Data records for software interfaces
-----

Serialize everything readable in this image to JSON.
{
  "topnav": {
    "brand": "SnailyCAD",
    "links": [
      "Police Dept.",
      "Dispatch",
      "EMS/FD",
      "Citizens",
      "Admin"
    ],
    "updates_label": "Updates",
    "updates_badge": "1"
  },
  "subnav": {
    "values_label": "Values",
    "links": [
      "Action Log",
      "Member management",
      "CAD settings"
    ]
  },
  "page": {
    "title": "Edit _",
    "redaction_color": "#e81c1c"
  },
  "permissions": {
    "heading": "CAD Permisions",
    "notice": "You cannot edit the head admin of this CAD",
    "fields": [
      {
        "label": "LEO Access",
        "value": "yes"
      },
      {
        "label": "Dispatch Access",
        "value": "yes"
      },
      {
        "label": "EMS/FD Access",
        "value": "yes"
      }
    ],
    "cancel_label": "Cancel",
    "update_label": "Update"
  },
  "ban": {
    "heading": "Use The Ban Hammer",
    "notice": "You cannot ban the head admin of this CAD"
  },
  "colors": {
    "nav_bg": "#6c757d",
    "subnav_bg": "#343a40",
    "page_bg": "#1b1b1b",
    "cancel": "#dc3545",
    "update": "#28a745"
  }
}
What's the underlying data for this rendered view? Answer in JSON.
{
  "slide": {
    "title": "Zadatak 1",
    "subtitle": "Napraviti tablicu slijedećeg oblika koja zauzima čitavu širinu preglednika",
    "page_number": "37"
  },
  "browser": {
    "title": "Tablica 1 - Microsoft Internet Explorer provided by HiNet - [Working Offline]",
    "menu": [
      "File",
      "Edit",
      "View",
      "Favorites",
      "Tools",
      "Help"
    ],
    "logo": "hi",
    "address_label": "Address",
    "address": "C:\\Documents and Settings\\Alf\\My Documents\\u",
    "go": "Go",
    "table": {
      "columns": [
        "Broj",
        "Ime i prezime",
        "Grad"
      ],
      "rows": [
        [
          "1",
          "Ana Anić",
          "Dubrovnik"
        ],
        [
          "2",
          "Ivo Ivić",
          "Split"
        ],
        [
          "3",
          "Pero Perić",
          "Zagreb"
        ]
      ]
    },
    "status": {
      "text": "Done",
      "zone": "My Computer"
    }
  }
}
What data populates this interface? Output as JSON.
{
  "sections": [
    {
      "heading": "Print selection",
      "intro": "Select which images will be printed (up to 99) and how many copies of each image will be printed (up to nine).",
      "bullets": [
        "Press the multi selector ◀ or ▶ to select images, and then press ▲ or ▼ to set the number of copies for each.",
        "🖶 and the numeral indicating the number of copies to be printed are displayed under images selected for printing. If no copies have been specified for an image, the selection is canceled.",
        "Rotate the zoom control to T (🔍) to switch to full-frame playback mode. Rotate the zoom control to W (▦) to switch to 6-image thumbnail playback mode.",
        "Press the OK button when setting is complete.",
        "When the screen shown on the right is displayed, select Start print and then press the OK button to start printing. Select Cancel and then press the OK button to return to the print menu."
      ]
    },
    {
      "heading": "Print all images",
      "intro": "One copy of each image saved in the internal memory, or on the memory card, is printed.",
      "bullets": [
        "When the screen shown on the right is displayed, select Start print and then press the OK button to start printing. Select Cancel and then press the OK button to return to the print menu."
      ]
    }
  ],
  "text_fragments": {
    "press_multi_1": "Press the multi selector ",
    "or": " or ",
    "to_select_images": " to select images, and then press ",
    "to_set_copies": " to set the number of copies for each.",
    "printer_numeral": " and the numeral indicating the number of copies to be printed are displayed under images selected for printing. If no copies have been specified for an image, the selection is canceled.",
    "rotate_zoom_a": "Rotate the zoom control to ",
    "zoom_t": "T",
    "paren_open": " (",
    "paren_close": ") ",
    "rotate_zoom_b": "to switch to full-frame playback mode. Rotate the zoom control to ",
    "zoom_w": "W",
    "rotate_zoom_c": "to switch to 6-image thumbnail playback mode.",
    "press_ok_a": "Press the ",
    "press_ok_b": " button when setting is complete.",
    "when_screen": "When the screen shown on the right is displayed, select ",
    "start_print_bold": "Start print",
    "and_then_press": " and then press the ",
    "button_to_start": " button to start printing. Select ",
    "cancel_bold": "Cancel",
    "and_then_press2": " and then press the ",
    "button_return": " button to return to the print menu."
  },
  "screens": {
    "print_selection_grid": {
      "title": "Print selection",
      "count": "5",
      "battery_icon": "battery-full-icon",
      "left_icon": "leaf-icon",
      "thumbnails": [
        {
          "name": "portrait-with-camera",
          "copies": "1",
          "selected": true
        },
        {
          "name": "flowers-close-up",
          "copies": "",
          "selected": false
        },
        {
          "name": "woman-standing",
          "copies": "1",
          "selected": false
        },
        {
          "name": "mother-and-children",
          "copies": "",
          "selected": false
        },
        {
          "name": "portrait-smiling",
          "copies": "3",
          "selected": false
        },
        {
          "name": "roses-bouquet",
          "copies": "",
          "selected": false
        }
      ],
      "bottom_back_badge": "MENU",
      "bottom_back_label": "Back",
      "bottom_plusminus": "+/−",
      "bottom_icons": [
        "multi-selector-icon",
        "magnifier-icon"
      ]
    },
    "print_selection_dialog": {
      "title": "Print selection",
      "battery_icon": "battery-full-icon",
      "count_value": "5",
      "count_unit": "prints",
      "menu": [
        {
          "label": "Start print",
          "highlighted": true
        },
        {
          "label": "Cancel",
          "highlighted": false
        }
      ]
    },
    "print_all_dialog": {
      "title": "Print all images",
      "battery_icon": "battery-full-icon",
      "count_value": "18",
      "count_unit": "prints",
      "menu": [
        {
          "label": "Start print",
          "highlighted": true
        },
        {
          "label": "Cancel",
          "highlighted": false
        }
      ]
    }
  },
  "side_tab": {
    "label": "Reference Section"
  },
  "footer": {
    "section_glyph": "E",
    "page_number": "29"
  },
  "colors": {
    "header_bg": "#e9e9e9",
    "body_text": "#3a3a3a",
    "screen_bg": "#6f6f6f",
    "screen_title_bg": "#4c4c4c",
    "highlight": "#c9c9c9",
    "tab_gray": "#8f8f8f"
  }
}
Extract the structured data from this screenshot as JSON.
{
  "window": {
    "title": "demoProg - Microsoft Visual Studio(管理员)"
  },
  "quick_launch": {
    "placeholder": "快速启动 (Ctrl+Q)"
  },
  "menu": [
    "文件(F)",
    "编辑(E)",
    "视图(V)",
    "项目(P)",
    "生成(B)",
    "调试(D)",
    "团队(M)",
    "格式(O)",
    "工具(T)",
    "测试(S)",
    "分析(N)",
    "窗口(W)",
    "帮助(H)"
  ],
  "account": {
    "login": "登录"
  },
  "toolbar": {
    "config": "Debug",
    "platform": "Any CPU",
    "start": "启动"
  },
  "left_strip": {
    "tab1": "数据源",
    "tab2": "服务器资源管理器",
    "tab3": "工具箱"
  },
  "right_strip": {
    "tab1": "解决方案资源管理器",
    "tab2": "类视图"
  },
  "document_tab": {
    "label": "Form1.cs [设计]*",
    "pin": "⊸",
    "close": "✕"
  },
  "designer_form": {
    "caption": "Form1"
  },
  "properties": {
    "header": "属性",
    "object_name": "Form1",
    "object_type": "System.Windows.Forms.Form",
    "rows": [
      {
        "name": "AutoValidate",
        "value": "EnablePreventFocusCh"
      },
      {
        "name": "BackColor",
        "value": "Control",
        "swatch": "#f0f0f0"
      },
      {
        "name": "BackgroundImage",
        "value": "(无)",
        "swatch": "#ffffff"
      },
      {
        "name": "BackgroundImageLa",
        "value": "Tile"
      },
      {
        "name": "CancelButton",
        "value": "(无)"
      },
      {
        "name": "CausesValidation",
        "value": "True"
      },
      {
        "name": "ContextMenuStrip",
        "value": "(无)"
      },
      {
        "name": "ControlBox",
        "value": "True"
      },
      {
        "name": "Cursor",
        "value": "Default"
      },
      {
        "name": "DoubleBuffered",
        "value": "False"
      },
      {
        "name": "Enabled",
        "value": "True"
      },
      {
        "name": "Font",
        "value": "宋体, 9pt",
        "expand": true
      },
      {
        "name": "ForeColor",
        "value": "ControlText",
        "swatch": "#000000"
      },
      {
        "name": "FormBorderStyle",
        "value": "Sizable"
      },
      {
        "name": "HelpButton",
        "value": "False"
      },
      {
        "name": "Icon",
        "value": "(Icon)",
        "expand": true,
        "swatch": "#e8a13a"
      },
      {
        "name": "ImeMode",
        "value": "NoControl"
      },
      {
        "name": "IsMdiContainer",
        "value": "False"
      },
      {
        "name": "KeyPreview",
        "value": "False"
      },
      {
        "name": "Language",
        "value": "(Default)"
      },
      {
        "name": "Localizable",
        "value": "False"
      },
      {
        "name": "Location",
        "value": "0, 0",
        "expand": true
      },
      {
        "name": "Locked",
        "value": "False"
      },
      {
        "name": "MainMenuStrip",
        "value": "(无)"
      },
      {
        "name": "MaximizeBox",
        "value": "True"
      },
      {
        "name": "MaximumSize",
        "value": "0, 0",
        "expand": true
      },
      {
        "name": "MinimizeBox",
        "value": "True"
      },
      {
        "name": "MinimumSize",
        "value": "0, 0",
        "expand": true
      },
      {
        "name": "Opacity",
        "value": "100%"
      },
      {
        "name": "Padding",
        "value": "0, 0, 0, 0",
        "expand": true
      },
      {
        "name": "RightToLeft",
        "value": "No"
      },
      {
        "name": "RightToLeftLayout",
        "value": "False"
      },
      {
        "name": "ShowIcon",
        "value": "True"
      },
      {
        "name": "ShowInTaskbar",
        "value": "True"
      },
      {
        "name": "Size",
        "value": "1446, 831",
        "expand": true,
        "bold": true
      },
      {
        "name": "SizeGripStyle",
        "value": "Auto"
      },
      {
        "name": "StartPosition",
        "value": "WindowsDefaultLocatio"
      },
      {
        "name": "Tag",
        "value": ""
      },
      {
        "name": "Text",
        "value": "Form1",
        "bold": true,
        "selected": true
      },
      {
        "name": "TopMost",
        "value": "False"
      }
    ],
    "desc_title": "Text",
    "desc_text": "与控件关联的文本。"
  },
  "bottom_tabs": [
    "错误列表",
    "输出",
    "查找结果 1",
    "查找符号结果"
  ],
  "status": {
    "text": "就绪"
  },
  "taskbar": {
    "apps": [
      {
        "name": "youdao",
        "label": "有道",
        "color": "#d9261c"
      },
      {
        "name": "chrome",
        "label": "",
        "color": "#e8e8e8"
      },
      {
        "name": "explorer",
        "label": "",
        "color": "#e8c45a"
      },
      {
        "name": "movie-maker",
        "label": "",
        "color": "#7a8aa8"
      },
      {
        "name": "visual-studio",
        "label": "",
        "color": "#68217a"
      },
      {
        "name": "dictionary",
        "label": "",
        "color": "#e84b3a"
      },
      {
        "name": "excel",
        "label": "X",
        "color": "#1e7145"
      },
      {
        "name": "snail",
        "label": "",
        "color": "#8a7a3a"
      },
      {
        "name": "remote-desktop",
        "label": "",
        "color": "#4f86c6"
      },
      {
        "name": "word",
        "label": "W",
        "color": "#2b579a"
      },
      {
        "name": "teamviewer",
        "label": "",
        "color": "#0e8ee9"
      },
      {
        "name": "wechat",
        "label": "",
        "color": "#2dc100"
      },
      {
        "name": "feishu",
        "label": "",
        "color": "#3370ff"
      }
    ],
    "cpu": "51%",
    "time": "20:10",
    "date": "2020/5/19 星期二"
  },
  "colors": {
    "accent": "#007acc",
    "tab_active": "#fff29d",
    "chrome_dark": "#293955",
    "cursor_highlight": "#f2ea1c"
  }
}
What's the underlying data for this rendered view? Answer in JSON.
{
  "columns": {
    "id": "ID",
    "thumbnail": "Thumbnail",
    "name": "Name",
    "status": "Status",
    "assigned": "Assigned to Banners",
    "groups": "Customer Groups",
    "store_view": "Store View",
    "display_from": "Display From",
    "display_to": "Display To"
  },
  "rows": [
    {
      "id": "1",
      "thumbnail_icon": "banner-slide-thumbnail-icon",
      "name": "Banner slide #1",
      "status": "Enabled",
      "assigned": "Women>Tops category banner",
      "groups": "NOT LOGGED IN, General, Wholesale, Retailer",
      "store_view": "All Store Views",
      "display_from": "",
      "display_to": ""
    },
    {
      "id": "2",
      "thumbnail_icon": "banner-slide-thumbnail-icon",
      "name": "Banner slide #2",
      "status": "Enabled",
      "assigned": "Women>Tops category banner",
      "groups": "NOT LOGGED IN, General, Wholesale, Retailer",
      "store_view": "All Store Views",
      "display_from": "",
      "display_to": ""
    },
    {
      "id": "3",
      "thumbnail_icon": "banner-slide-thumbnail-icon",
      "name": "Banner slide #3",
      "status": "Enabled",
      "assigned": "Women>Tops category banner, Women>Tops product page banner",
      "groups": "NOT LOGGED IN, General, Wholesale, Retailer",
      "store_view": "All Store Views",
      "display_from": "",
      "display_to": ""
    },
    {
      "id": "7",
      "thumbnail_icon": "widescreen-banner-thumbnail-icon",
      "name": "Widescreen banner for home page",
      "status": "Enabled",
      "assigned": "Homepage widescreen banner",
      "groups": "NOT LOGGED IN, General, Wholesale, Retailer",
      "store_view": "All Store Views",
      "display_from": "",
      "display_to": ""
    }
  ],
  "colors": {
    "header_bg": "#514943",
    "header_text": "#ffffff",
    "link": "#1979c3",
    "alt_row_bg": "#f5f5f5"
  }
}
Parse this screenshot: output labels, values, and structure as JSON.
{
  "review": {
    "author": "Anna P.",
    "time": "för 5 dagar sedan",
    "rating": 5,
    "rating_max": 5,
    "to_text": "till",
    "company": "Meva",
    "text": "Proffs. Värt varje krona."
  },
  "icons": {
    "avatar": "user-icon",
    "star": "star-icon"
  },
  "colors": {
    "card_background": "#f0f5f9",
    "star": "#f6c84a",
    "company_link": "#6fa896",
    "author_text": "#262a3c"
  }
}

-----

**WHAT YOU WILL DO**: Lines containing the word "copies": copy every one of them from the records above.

**COMPLETED EXERCISE**:
      "intro": "Select which images will be printed (up to 99) and how many copies of each image will be printed (up to nine).",
        "Press the multi selector ◀ or ▶ to select images, and then press ▲ or ▼ to set the number of copies for each.",
        "🖶 and the numeral indicating the number of copies to be printed are displayed under images selected for printing. If no copies have been specified for an image, the selection is canceled.",
    "to_set_copies": " to set the number of copies for each.",
    "printer_numeral": " and the numeral indicating the number of copies to be printed are displayed under images selected for printing. If no copies have been specified for an image, the selection is canceled.",
          "copies": "1",
          "copies": "",
          "copies": "1",
          "copies": "",
          "copies": "3",
          "copies": "",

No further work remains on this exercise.